In all of our growing up years, my sister and I never once owned an "ethnic" doll, although I do recall seeing a few rare black ones around that time. Certainly, there were Japanese dolls that could be bought at gift shops or sent by relatives in Japan. But they were always so stiffly dressed up and expensive, that all we could do was gaze at them.

Nowadays, there are even mixed-race dolls which would've been a real treat for us. As I explained today to a grad student interviewing me about multiracial issues (thanks, Stacie!), not seeing your own face's likeness onscreen, in print publications, or even on dolls made me feel as if no one like me existed.
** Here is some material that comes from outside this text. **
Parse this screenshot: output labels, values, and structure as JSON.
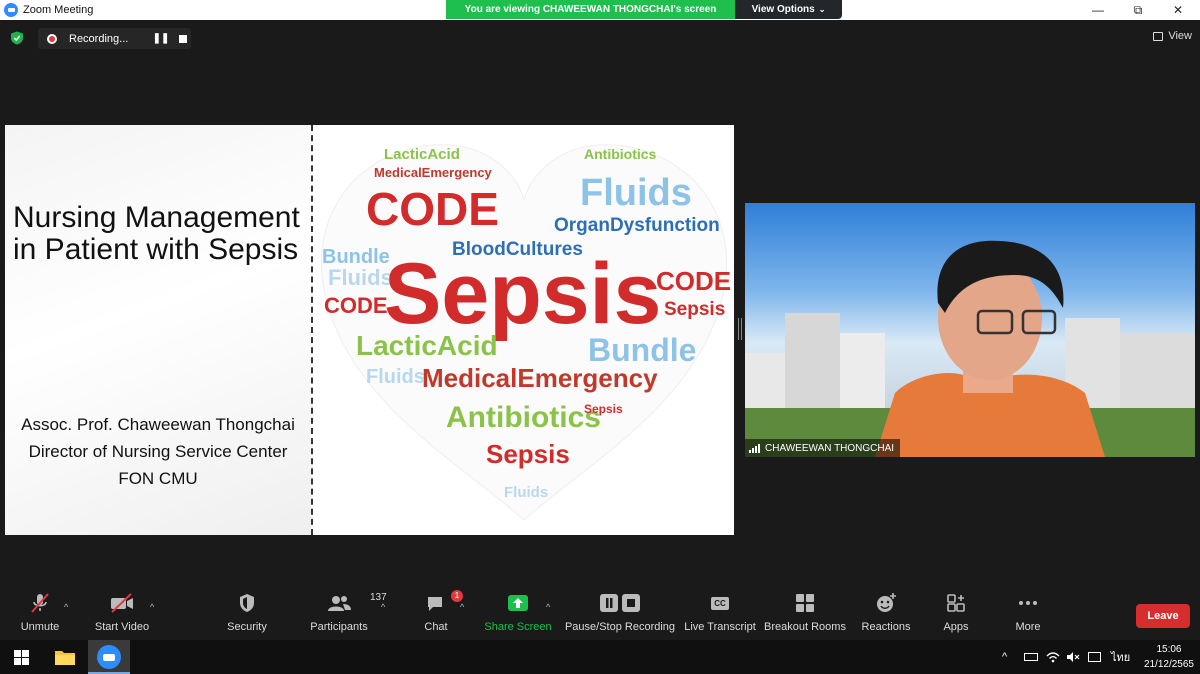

But this lack of validation also gave me one wild creative streak and led me to draw people who looked just like me. Unfortunately, after graduating from art school, I realized that skill was a handicap because my freelance clients wanted me to draw only mono-racial people, particularly Caucasians. That's just the way it was in the 80's.

Hey, you're a doll for reading this. And, if you're on Facebook, please send me a friend request. We're getting ready to pimp our Hip Hapa Homeez group with more bling. With over 300 members, and so much action HAPA'ning lately with Watermelon Sushi, we'd love to invite everyone to get involved. Yes, we're still casting, and you can read submission details at the Hip Hapa Homeez group page. And, yes, we still have Hapa*Teez t-shirts available. This movie is a movement about us, ya'll, so please join us.

That's me and sis, b.r., above with Mary Ann and one of the Twins.

Your Hip Hapa,